In the 1980s, Alan Guth, a physics professor at the Massachusetts Institute of Technology, first proposed the theory of cosmic bulging. The theory predicts that the universe was originally an extremely tiny point of matter, perhaps only one billionth the size of a proton. This “dust” is full of super-energy material, and its energy is so great that internal pressure creates a repulsive gravitational pull – the driving force behind the bulge. Like the sparks on the fuses, this gravitational pull explodes the new universe outwards at an unprecedented rate, expanding the universe to nearly 10 to 25 times the original size (26 0s after 1) in less than a trillionth of a second.
Kaiser and his colleagues are trying to figure out what might have happened to the initial phase of reheating — the end of the universe and the transition period before the Big Bang. “The initial stage of reheating should be marked in a resonant state. A high-energy substance dominates, swinging back and forth in a vast space with itself, leading to the eruption of new particles,” Kaiser said. What we want to measure is how long it takes this resonance effect to break, and the resulting particles will disperse each other and achieve some kind of thermal balance, similar to the One Bang. “
Computer simulations show a large staggered structure on which they map multiple material forms and track how their energy and distribution change in space and time as certain conditions change. The initial conditions of the simulation are based on a specific bulge model, a set of predictions about how early cosmic matter might be distributed during the bulge.
Scientists chose this particular expansion model because its predictions are very consistent with high-precision measurements of the cosmic microwave background. Cosmic microwave background is the remnants of radiation emitted 380,000 years after the Big Bang, which is believed to contain traces of the period of bulge.
Adjustment of gravitational effects
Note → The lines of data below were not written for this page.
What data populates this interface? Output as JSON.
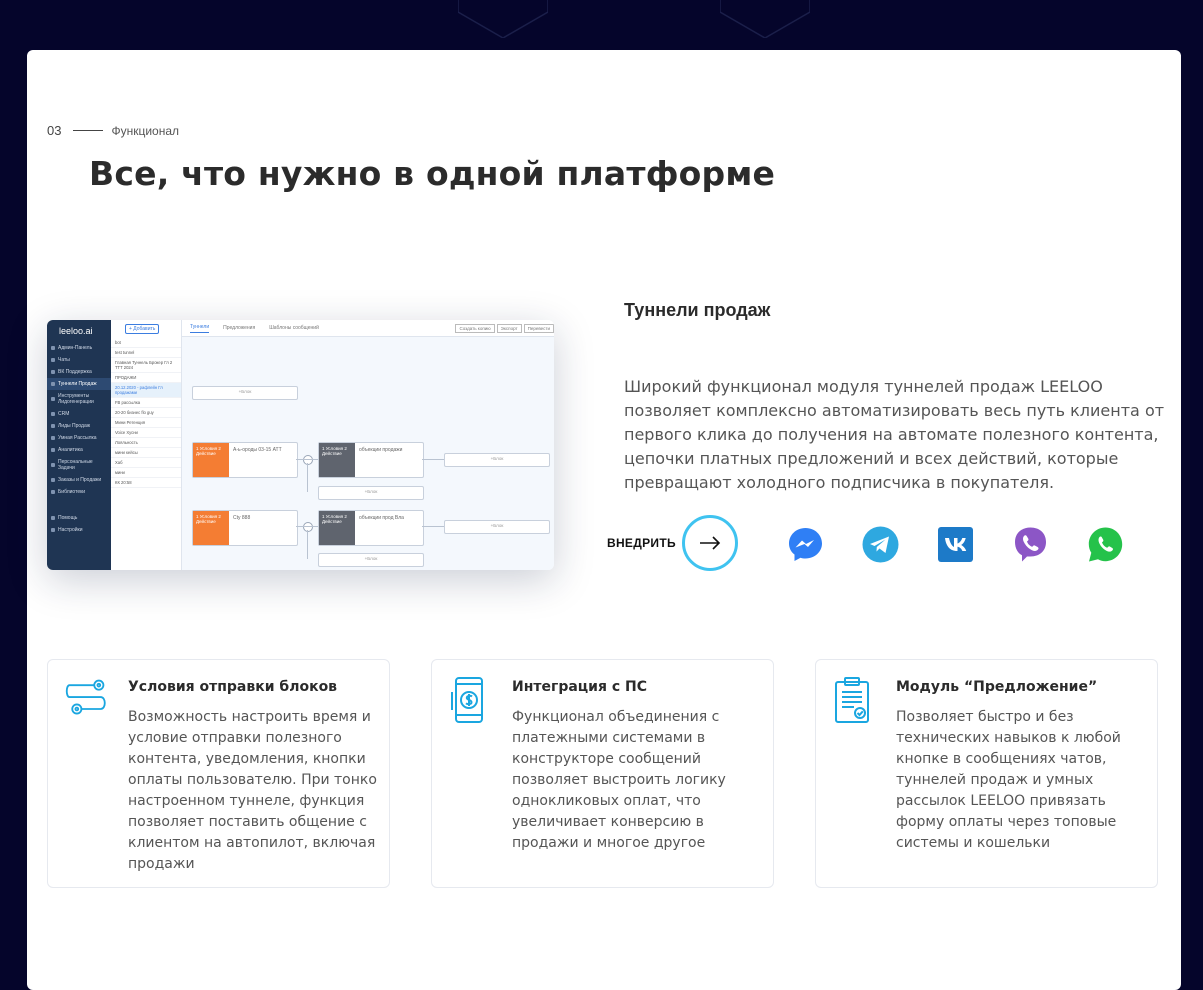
{
  "section": {
    "number": "03",
    "label": "Функционал"
  },
  "page_title": "Все, что нужно в одной платформе",
  "screenshot_mock": {
    "logo": "leeloo.ai",
    "sidebar": [
      "Админ-Панель",
      "Чаты",
      "ВК Поддержка",
      "Туннели Продаж",
      "Инструменты Лидогенерации",
      "CRM",
      "Лиды Продаж",
      "Умная Рассылка",
      "Аналитика",
      "Персональные Задачи",
      "Заказы и Продажи",
      "Библиотеки",
      "Помощь",
      "Настройки"
    ],
    "add_button": "+ Добавить",
    "tabs": [
      "Туннели",
      "Предложения",
      "Шаблоны сообщений"
    ],
    "top_buttons": [
      "Создать копию",
      "Экспорт",
      "Перевести"
    ],
    "list_items": [
      "bot",
      "test tunnel",
      "Главная Туннель Брокер Гл 2 TTT 2024",
      "ПРОДАЖИ",
      "20.12.2020 - рафлейн Гл продажами",
      "FB рассылка",
      "20-20 бизнес flo guy",
      "Мини Ретенция",
      "Voice Хусни",
      "Лояльность",
      "мини кейсы",
      "Хаб",
      "мини",
      "КК 20:58"
    ],
    "nodes": [
      "+Блок",
      "А-ь-ороды 03-15 ATT",
      "объекции продажи",
      "1 Условия 2 Действие",
      "Cty 888",
      "объекции прод Вла"
    ]
  },
  "feature": {
    "title": "Туннели продаж",
    "description": "Широкий функционал модуля туннелей продаж LEELOO позволяет комплексно автоматизировать весь путь клиента от первого клика до получения на автомате полезного контента, цепочки платных предложений и всех действий, которые превращают холодного подписчика в покупателя.",
    "cta": "ВНЕДРИТЬ"
  },
  "messengers": [
    "messenger-icon",
    "telegram-icon",
    "vk-icon",
    "viber-icon",
    "whatsapp-icon"
  ],
  "cards": [
    {
      "title": "Условия отправки блоков",
      "text": "Возможность настроить время и условие отправки полезного контента, уведомления, кнопки оплаты пользователю. При тонко настроенном туннеле, функция позволяет поставить общение с клиентом на автопилот, включая продажи"
    },
    {
      "title": "Интеграция с ПС",
      "text": "Функционал объединения с платежными системами в конструкторе сообщений позволяет выстроить логику однокликовых оплат, что увеличивает конверсию в продажи и многое другое"
    },
    {
      "title": "Модуль “Предложение”",
      "text": "Позволяет быстро и без технических навыков к любой кнопке в сообщениях чатов, туннелей продаж и умных рассылок LEELOO привязать форму оплаты через топовые системы и кошельки"
    }
  ],
  "colors": {
    "background": "#05052b",
    "accent": "#3fc3f0",
    "orange": "#f47d33",
    "sidebar": "#1f3553"
  }
}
The simulation tracks the behavior of two substances that may dominate during bulge, much like a particle recently observed in other experiments, the Higgs boson.
Before the simulation, the team fine-tuned the model’s description of gravity. The conventional matter we see today responds to gravity in the way that Einstein’s general theory of relativity predicts; matter with higher energy, such as material that may exist during bulge, behaves differently. The way they interact with gravity may be influenced by quantum mechanics, or at the atomic scale.
In Einstein’s general theory of relativity, the intensity of gravity is expressed as a constant, which physicists call “minimum coupling”, meaning that no matter what energy a particular particle is, it reacts to the gravitational effect at the intensity set by a common constant.
However, the interaction of matter with gravity is carried out in a slightly more complex way at the high energy predicted by cosmic bulge predictions. Quantum mechanical effects predict that the intensity of gravity changes in space and time when interacting with ultra-high-energy matter, a phenomenon known as “non-minimum coupling”.
Kaiser and his colleagues included a non-minimal coupling into the bulge model and observed how the distribution of matter and energy changes with quantum effects.
Finally, they found that the greater the effect of quantum mechanics-corrected gravitational effects on matter, the faster the universe transitions from low-temperature, uniform bloating to hotter, more-like Big Bang-specific substances. By adjusting this quantum effect, they can make this critical transition occur at 2 to 3 “e-fold”. e-fold refers to the time it takes for the universe to expand (approximately) by three times. In this case, they successfully simulated the process of reheating the universe to two to three times the time. In contrast, the bulge itself occurs at about 60 e-folds.
“Reheating is a crazy time, and everything is messed up, ” Kaiser said. ” We don’t know if this is the case, but this is the conclusion from the simulation, which is based on known physics. That’s what excites us. (Any day)